Latent HI viruses are a major source of renewed viremia after therapy discontinuation in HIV-infected individuals. They are the first target of the so-called shock-and-kill strategy. As part of this strategy, latency is eliminated by Latency Reversing Agents (LRAs). The current state of knowledge on LRA was presented by Carine M. van Lint, University of Libre of Brussels, Belgium, at CROI 2019 in Seattle, Washington, in March 2019.
"Combined antiretroviral therapy (CART) is not curative," van Lint states as an introduction. As soon as the therapy is stopped, there is a rapid increase in virus concentration. This is because HIV1 latent reservoirs are not eliminated by a cART. Infected CD4+-T lymphocytes, in particular, can form a reservoir for latent HIV1 as dormant cells. The reservoir can be activated, for example, by antigens, phorbol esters, mitogens or cytokines. This is a major source of renewed viremia after therapy discontinuation. In addition to CD4+ memory T cells, a number of other cell populations can serve as reservoirs for latent HI viruses, such as various lymphocyte populations, active CD4-positive T cells, or non-T cells such as monocytes, macrophages, dendritic cells or tissue macrophages.
Different therapeutic approaches aim at a sterilizing cure (all replicable viruses are eliminated) or functional cure (or remission with long-lasting control of HIV without cART, without clinical progression and HIV transmission). The remission is at least partly dependent on the size of the reservoir.
Among the treatment approaches, the shock-and-kill strategy has been the most widely researched. Latently infected cells are torn out of their latency by a "shock", so the cells are activated to produce viruses. The simultaneous continuation of cART prevents the spread of infection by the newly formed viruses. In the kill phase, the activated cells can then be killed by viral cytopathic effects or cytolytic effector mechanisms of the host.
Latency is a multifactorial phenomenon that is controlled and regulated by various aspects.
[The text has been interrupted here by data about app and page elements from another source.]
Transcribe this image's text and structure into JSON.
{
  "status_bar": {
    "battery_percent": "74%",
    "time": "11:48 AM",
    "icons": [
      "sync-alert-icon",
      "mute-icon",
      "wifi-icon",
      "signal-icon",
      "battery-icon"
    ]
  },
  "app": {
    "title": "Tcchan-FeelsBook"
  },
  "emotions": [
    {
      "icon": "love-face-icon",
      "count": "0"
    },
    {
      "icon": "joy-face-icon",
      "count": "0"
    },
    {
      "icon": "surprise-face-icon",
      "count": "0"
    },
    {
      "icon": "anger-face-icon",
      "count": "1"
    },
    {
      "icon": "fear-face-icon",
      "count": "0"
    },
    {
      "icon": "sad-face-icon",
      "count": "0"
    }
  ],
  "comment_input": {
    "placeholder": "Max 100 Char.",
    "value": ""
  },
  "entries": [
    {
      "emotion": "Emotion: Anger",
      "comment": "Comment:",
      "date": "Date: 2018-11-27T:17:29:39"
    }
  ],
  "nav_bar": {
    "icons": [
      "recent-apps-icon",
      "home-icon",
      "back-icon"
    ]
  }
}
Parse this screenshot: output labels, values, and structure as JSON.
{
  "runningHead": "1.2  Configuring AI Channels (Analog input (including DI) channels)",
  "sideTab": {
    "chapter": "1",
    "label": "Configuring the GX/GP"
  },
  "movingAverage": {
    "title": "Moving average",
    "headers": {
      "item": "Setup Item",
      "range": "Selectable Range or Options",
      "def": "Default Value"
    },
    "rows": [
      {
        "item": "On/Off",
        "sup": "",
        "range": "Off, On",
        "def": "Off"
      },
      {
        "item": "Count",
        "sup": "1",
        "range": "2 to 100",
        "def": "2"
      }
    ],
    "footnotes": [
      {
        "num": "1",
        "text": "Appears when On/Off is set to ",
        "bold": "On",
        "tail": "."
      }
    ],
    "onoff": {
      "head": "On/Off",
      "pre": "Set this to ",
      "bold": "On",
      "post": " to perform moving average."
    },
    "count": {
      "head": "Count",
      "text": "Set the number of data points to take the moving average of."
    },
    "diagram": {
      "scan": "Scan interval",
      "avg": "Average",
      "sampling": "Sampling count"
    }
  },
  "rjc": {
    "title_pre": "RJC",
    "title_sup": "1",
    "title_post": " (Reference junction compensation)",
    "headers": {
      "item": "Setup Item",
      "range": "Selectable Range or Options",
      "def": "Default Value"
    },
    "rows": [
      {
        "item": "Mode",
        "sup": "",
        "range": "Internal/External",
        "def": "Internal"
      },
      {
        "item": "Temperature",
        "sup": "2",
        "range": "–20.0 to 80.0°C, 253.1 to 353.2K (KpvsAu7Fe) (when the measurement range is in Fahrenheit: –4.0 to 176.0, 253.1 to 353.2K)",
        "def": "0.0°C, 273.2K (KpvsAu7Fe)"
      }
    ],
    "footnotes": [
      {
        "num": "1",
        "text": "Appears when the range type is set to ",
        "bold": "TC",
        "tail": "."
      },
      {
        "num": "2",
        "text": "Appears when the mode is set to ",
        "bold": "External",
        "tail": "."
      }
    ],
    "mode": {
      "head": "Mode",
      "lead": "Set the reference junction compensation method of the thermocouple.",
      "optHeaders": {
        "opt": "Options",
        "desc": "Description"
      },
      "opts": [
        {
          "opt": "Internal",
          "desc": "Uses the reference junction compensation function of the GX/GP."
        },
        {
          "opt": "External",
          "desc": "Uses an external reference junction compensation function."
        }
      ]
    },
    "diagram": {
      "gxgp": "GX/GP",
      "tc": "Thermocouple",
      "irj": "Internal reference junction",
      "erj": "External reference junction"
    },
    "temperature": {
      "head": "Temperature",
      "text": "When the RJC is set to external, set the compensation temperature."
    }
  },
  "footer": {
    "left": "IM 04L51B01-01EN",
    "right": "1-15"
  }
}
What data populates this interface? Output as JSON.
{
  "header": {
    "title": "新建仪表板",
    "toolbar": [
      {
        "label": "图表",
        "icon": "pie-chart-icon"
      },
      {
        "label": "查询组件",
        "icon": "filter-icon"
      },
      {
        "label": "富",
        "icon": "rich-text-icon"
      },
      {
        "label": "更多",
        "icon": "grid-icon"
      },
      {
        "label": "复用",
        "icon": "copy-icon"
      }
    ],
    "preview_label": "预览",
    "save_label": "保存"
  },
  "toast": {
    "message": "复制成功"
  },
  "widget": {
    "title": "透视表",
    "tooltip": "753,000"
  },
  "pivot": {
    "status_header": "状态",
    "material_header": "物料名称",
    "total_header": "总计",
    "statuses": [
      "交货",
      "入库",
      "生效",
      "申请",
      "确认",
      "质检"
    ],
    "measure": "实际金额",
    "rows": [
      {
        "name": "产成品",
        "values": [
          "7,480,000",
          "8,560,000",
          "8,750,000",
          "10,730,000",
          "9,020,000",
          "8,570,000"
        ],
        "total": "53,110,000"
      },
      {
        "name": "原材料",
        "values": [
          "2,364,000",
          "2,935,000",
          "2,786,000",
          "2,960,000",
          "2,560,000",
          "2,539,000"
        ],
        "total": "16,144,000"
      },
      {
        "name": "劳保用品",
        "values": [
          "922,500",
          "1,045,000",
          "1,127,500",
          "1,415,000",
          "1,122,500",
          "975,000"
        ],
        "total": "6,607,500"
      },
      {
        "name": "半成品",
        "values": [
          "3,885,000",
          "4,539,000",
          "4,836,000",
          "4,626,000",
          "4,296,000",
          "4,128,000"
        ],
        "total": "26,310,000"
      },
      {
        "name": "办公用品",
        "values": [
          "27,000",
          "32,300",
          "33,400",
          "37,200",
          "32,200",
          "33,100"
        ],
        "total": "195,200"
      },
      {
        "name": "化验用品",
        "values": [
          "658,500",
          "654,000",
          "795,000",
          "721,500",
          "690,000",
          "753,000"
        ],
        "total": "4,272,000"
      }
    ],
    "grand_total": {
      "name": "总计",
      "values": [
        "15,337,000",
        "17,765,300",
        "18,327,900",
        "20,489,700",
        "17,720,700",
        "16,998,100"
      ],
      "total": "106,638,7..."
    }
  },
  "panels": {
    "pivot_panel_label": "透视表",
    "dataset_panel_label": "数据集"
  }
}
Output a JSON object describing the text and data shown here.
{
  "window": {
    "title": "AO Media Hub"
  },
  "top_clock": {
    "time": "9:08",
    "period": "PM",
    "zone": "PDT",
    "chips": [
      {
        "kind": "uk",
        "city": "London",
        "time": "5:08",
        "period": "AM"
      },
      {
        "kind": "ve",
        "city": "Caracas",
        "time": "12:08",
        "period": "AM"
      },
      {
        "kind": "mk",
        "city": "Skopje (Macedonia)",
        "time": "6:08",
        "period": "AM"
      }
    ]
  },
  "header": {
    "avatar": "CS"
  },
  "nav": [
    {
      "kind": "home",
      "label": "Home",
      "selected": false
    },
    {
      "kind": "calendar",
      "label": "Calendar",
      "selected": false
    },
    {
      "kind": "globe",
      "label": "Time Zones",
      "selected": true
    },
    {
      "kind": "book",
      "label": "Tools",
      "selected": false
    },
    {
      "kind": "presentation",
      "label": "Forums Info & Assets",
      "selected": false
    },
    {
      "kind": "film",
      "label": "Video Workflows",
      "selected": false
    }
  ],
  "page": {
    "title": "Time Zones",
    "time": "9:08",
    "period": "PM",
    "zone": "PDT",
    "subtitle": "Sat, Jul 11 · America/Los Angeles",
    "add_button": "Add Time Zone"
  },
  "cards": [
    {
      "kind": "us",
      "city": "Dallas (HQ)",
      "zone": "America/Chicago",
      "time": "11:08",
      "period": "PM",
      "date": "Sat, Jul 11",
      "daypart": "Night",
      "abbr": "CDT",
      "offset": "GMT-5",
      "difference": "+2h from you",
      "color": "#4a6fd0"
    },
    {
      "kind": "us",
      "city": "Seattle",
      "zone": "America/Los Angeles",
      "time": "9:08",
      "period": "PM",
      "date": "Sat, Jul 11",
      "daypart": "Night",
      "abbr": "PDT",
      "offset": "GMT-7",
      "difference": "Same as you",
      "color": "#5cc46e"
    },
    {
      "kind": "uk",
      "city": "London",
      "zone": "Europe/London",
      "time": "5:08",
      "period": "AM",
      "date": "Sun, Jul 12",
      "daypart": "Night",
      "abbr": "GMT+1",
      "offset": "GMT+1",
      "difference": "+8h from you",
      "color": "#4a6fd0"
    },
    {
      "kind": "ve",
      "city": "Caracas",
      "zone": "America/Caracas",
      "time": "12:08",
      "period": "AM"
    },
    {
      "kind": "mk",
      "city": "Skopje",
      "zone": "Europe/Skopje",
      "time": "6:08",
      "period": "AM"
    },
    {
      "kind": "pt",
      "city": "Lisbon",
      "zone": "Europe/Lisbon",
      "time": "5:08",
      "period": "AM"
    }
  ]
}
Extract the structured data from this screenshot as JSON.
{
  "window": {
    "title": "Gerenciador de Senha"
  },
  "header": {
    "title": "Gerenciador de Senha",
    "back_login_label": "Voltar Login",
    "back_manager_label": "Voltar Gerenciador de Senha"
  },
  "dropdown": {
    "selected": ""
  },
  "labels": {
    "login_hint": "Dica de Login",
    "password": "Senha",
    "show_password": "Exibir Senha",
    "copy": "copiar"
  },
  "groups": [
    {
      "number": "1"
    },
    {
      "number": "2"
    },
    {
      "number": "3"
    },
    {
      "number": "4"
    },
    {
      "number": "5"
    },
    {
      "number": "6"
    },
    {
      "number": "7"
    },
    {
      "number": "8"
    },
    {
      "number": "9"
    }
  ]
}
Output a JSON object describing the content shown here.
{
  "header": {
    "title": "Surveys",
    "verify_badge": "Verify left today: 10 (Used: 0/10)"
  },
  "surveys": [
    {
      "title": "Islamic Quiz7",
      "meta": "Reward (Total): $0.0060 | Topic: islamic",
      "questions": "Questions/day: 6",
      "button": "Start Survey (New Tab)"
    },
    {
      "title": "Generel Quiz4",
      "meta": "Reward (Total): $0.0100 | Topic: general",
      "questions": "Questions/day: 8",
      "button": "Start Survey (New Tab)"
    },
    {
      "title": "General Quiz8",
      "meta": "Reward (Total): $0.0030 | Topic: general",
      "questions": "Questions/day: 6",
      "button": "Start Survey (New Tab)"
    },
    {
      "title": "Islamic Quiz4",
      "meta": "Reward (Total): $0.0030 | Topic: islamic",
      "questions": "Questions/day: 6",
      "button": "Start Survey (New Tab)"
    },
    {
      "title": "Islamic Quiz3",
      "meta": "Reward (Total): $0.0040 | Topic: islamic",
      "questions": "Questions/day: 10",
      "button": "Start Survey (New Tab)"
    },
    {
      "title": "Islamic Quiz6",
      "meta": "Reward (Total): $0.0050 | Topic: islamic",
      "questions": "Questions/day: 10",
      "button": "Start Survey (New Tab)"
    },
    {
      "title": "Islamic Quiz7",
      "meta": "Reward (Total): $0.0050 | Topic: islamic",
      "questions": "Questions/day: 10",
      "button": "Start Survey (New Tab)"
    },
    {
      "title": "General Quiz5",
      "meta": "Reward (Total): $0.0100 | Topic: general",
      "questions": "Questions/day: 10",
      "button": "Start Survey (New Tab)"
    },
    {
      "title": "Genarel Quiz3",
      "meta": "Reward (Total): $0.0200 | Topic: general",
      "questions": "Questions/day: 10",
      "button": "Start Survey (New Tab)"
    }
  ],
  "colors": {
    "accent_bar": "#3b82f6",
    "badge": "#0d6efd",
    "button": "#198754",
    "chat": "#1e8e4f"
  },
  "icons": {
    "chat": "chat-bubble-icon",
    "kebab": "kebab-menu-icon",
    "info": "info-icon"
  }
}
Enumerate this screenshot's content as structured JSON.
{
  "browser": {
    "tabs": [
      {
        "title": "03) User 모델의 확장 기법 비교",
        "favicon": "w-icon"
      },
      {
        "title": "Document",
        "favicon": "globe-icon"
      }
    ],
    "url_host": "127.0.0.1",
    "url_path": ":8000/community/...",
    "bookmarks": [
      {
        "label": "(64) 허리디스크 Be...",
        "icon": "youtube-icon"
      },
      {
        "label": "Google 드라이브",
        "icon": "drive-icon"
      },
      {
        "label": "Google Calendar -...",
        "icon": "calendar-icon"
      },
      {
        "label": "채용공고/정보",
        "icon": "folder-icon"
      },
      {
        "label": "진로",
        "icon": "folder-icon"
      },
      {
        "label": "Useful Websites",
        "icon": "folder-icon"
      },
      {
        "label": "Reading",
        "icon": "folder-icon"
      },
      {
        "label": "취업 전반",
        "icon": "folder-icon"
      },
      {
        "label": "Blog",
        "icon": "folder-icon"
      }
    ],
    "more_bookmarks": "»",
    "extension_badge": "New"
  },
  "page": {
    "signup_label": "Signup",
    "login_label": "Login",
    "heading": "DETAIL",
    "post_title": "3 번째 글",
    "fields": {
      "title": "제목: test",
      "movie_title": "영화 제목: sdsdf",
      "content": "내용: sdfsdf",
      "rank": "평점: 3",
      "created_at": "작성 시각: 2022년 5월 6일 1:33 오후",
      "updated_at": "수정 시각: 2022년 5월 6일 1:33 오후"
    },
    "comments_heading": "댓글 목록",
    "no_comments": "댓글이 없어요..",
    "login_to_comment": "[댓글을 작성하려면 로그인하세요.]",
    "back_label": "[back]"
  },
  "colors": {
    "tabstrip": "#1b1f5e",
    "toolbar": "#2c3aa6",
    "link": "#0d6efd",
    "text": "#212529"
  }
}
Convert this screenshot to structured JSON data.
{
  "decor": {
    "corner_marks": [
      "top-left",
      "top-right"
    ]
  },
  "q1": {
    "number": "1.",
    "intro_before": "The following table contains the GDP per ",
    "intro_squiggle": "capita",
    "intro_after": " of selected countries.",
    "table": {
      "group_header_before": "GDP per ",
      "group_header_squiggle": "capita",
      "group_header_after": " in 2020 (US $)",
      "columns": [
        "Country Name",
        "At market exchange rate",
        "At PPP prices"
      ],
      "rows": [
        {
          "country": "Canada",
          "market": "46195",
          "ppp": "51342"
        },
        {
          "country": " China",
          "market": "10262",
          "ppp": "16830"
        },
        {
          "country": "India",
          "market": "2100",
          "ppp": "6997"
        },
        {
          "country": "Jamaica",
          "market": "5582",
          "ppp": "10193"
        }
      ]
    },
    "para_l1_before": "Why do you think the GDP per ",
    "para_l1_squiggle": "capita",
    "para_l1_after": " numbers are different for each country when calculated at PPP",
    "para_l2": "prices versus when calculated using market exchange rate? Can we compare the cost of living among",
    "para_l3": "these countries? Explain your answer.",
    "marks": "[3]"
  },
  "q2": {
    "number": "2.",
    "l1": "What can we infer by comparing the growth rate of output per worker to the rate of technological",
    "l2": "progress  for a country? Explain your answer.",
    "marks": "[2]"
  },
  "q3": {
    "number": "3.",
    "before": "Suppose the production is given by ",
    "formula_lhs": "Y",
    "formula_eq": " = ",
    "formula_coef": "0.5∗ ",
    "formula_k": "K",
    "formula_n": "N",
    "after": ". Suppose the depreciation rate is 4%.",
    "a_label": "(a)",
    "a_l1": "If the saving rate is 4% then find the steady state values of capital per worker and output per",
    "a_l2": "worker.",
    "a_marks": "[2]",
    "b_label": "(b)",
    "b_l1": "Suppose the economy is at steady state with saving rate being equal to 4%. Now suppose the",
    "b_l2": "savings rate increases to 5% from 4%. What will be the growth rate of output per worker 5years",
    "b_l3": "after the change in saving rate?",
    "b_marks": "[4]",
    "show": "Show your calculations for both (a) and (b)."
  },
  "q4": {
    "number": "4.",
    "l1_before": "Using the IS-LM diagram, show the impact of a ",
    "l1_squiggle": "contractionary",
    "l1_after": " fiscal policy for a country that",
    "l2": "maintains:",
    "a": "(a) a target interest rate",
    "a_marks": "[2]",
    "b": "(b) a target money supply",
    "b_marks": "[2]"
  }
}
Research into the molecular basis of the regulatory mechanisms of latency has led to the identification of latency-reversing agents (LRAs). These are small molecule substances that have often already been developed for other therapeutic areas and that are used in the shock-and-kill strategy to reactivate the latent HIV reservoir pharmacologically. Different substance classes act as LRAs:
Most studies investigating the effect of LRA on HIV latency have used models, namely in-vitro models with specific cell lines or with cells and infectious virus, ex-vivo cultures of primarily infected T or non-T cells from the peripheral blood of cART-treated HIV-infected persons, or animal models with mice or monkeys. "It is uncertain to what extent regulatory mechanisms contribute to latency in vivo. But all these models together complement each other and can help to maintain a complete picture of the latency state in vivo," van Lint said.
Van Lint's group was able to show that it is probably not sufficient to initiate reactivation via just one mechanism. She believes that LRA combinations are necessary to stimulate viral transcription simultaneously at different levels via an effect on different latency mechanisms. It may also be possible to lower the dosage of individual LRAs in a combination, reducing their toxicity. In addition, the size of the virus reservoir and the integration site on the host DNA play a role. There are also gender-specific and tissue-specific factors.
In clinical pilot studies, different results were seen, some of which were encouraging with regard to the induction of HIV-1 transcription. However, no study showed that a significant and sustained reduction of the HIV reservoir could be achieved. "The reason for this ineffectiveness must be understood in order to improve the shock strategy so that clinical success can be achieved," says van Lint.
Van Lint CM. The current status of latency reversing agents. CROI 2019, Seattle, Washington, March 6, 209, Abstract 108. http://www.croiconference.org/sessions/current-status-latency-reversing-agents